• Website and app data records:

────────────────

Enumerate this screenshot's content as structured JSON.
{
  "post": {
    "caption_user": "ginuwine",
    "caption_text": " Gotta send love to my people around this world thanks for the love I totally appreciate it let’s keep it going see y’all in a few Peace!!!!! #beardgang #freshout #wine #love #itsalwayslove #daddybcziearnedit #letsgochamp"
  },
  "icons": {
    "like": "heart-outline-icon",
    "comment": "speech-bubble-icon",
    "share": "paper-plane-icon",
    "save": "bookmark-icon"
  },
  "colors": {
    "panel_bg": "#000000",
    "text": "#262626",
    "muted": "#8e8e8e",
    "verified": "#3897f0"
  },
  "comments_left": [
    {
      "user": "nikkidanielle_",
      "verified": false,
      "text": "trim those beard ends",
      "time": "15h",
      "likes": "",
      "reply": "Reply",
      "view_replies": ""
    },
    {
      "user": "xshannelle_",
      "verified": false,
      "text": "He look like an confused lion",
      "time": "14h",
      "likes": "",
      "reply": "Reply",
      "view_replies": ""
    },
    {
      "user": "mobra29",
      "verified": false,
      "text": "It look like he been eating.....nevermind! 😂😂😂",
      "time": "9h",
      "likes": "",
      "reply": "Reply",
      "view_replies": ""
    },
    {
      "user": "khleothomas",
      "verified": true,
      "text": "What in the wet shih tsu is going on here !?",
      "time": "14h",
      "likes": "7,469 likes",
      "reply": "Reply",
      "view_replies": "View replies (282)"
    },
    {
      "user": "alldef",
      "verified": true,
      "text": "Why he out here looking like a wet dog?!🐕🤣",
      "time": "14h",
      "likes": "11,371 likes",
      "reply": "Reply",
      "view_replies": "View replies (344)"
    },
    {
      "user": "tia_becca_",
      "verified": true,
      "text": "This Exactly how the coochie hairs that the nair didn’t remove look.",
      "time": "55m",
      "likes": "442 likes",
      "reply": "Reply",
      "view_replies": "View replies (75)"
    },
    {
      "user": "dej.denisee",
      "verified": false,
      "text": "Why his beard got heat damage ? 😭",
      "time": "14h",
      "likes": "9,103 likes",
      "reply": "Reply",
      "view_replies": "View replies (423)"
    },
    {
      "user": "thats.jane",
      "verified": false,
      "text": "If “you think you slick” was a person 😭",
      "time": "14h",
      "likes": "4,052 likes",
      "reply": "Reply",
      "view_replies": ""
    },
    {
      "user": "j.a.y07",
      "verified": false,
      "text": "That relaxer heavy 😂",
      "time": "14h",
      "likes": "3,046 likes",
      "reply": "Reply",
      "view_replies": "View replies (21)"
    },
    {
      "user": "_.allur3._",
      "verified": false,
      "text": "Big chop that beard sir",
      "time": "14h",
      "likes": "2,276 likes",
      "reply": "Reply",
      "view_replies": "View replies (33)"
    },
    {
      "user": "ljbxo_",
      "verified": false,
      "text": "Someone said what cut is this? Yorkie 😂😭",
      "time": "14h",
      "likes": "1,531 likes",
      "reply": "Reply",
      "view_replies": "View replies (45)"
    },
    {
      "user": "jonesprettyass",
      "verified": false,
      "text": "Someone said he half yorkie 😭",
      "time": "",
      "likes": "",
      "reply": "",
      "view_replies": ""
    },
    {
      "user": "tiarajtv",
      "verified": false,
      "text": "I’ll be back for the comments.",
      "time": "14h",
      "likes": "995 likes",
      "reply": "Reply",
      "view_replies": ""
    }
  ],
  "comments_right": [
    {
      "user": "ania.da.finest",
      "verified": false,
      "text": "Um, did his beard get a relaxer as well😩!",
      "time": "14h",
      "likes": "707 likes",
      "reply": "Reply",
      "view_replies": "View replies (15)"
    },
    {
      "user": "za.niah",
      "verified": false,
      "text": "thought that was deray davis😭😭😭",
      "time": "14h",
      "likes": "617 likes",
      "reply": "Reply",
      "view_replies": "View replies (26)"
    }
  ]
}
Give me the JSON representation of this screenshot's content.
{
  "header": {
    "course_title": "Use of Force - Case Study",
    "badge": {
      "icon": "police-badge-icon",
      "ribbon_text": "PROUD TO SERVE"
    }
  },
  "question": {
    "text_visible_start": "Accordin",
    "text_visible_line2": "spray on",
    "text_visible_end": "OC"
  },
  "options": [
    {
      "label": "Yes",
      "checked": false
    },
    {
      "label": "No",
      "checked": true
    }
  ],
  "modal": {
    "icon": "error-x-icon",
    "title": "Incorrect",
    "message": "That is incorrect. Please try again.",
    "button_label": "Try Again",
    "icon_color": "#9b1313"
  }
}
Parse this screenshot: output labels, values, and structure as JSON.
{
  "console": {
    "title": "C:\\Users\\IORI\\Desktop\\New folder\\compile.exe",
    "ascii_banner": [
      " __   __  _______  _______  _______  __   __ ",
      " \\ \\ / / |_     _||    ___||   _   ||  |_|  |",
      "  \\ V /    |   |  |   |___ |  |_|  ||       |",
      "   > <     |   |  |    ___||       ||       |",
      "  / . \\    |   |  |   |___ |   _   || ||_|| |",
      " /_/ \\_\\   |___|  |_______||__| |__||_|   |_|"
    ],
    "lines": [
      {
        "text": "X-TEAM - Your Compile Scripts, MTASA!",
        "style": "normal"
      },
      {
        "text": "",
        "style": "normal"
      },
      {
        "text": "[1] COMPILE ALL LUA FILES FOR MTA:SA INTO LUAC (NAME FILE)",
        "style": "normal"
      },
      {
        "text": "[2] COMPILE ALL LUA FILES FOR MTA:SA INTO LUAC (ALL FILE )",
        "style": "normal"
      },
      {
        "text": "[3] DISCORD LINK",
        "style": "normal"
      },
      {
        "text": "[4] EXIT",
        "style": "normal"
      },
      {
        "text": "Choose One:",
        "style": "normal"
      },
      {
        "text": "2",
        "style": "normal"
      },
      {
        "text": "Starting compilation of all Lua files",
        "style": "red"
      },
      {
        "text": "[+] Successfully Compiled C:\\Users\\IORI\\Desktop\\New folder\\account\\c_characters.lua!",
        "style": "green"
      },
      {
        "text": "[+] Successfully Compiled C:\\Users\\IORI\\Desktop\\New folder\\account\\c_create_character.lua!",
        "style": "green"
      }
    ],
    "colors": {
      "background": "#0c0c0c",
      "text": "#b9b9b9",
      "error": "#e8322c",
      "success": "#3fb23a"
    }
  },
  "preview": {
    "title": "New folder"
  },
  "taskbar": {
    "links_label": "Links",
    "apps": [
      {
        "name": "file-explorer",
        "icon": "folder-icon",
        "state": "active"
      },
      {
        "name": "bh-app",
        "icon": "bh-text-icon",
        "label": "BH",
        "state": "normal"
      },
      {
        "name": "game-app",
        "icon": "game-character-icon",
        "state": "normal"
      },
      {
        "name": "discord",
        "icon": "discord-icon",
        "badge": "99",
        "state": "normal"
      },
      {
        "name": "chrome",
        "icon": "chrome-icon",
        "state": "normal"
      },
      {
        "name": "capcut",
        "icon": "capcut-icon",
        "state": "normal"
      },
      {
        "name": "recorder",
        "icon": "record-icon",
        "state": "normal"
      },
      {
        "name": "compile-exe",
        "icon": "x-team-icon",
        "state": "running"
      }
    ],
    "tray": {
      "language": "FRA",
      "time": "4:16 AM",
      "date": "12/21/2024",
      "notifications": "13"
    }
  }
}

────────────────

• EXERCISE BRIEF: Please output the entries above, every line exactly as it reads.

• RESPONSE:
Enumerate this screenshot's content as structured JSON.
{
  "post": {
    "caption_user": "ginuwine",
    "caption_text": " Gotta send love to my people around this world thanks for the love I totally appreciate it let’s keep it going see y’all in a few Peace!!!!! #beardgang #freshout #wine #love #itsalwayslove #daddybcziearnedit #letsgochamp"
  },
  "icons": {
    "like": "heart-outline-icon",
    "comment": "speech-bubble-icon",
    "share": "paper-plane-icon",
    "save": "bookmark-icon"
  },
  "colors": {
    "panel_bg": "#000000",
    "text": "#262626",
    "muted": "#8e8e8e",
    "verified": "#3897f0"
  },
  "comments_left": [
    {
      "user": "nikkidanielle_",
      "verified": false,
      "text": "trim those beard ends",
      "time": "15h",
      "likes": "",
      "reply": "Reply",
      "view_replies": ""
    },
    {
      "user": "xshannelle_",
      "verified": false,
      "text": "He look like an confused lion",
      "time": "14h",
      "likes": "",
      "reply": "Reply",
      "view_replies": ""
    },
    {
      "user": "mobra29",
      "verified": false,
      "text": "It look like he been eating.....nevermind! 😂😂😂",
      "time": "9h",
      "likes": "",
      "reply": "Reply",
      "view_replies": ""
    },
    {
      "user": "khleothomas",
      "verified": true,
      "text": "What in the wet shih tsu is going on here !?",
      "time": "14h",
      "likes": "7,469 likes",
      "reply": "Reply",
      "view_replies": "View replies (282)"
    },
    {
      "user": "alldef",
      "verified": true,
      "text": "Why he out here looking like a wet dog?!🐕🤣",
      "time": "14h",
      "likes": "11,371 likes",
      "reply": "Reply",
      "view_replies": "View replies (344)"
    },
    {
      "user": "tia_becca_",
      "verified": true,
      "text": "This Exactly how the coochie hairs that the nair didn’t remove look.",
      "time": "55m",
      "likes": "442 likes",
      "reply": "Reply",
      "view_replies": "View replies (75)"
    },
    {
      "user": "dej.denisee",
      "verified": false,
      "text": "Why his beard got heat damage ? 😭",
      "time": "14h",
      "likes": "9,103 likes",
      "reply": "Reply",
      "view_replies": "View replies (423)"
    },
    {
      "user": "thats.jane",
      "verified": false,
      "text": "If “you think you slick” was a person 😭",
      "time": "14h",
      "likes": "4,052 likes",
      "reply": "Reply",
      "view_replies": ""
    },
    {
      "user": "j.a.y07",
      "verified": false,
      "text": "That relaxer heavy 😂",
      "time": "14h",
      "likes": "3,046 likes",
      "reply": "Reply",
      "view_replies": "View replies (21)"
    },
    {
      "user": "_.allur3._",
      "verified": false,
      "text": "Big chop that beard sir",
      "time": "14h",
      "likes": "2,276 likes",
      "reply": "Reply",
      "view_replies": "View replies (33)"
    },
    {
      "user": "ljbxo_",
      "verified": false,
      "text": "Someone said what cut is this? Yorkie 😂😭",
      "time": "14h",
      "likes": "1,531 likes",
      "reply": "Reply",
      "view_replies": "View replies (45)"
    },
    {
      "user": "jonesprettyass",
      "verified": false,
      "text": "Someone said he half yorkie 😭",
      "time": "",
      "likes": "",
      "reply": "",
      "view_replies": ""
    },
    {
      "user": "tiarajtv",
      "verified": false,
      "text": "I’ll be back for the comments.",
      "time": "14h",
      "likes": "995 likes",
      "reply": "Reply",
      "view_replies": ""
    }
  ],
  "comments_right": [
    {
      "user": "ania.da.finest",
      "verified": false,
      "text": "Um, did his beard get a relaxer as well😩!",
      "time": "14h",
      "likes": "707 likes",
      "reply": "Reply",
      "view_replies": "View replies (15)"
    },
    {
      "user": "za.niah",
      "verified": false,
      "text": "thought that was deray davis😭😭😭",
      "time": "14h",
      "likes": "617 likes",
      "reply": "Reply",
      "view_replies": "View replies (26)"
    }
  ]
}
Give me the JSON representation of this screenshot's content.
{
  "header": {
    "course_title": "Use of Force - Case Study",
    "badge": {
      "icon": "police-badge-icon",
      "ribbon_text": "PROUD TO SERVE"
    }
  },
  "question": {
    "text_visible_start": "Accordin",
    "text_visible_line2": "spray on",
    "text_visible_end": "OC"
  },
  "options": [
    {
      "label": "Yes",
      "checked": false
    },
    {
      "label": "No",
      "checked": true
    }
  ],
  "modal": {
    "icon": "error-x-icon",
    "title": "Incorrect",
    "message": "That is incorrect. Please try again.",
    "button_label": "Try Again",
    "icon_color": "#9b1313"
  }
}
Parse this screenshot: output labels, values, and structure as JSON.
{
  "console": {
    "title": "C:\\Users\\IORI\\Desktop\\New folder\\compile.exe",
    "ascii_banner": [
      " __   __  _______  _______  _______  __   __ ",
      " \\ \\ / / |_     _||    ___||   _   ||  |_|  |",
      "  \\ V /    |   |  |   |___ |  |_|  ||       |",
      "   > <     |   |  |    ___||       ||       |",
      "  / . \\    |   |  |   |___ |   _   || ||_|| |",
      " /_/ \\_\\   |___|  |_______||__| |__||_|   |_|"
    ],
    "lines": [
      {
        "text": "X-TEAM - Your Compile Scripts, MTASA!",
        "style": "normal"
      },
      {
        "text": "",
        "style": "normal"
      },
      {
        "text": "[1] COMPILE ALL LUA FILES FOR MTA:SA INTO LUAC (NAME FILE)",
        "style": "normal"
      },
      {
        "text": "[2] COMPILE ALL LUA FILES FOR MTA:SA INTO LUAC (ALL FILE )",
        "style": "normal"
      },
      {
        "text": "[3] DISCORD LINK",
        "style": "normal"
      },
      {
        "text": "[4] EXIT",
        "style": "normal"
      },
      {
        "text": "Choose One:",
        "style": "normal"
      },
      {
        "text": "2",
        "style": "normal"
      },
      {
        "text": "Starting compilation of all Lua files",
        "style": "red"
      },
      {
        "text": "[+] Successfully Compiled C:\\Users\\IORI\\Desktop\\New folder\\account\\c_characters.lua!",
        "style": "green"
      },
      {
        "text": "[+] Successfully Compiled C:\\Users\\IORI\\Desktop\\New folder\\account\\c_create_character.lua!",
        "style": "green"
      }
    ],
    "colors": {
      "background": "#0c0c0c",
      "text": "#b9b9b9",
      "error": "#e8322c",
      "success": "#3fb23a"
    }
  },
  "preview": {
    "title": "New folder"
  },
  "taskbar": {
    "links_label": "Links",
    "apps": [
      {
        "name": "file-explorer",
        "icon": "folder-icon",
        "state": "active"
      },
      {
        "name": "bh-app",
        "icon": "bh-text-icon",
        "label": "BH",
        "state": "normal"
      },
      {
        "name": "game-app",
        "icon": "game-character-icon",
        "state": "normal"
      },
      {
        "name": "discord",
        "icon": "discord-icon",
        "badge": "99",
        "state": "normal"
      },
      {
        "name": "chrome",
        "icon": "chrome-icon",
        "state": "normal"
      },
      {
        "name": "capcut",
        "icon": "capcut-icon",
        "state": "normal"
      },
      {
        "name": "recorder",
        "icon": "record-icon",
        "state": "normal"
      },
      {
        "name": "compile-exe",
        "icon": "x-team-icon",
        "state": "running"
      }
    ],
    "tray": {
      "language": "FRA",
      "time": "4:16 AM",
      "date": "12/21/2024",
      "notifications": "13"
    }
  }
}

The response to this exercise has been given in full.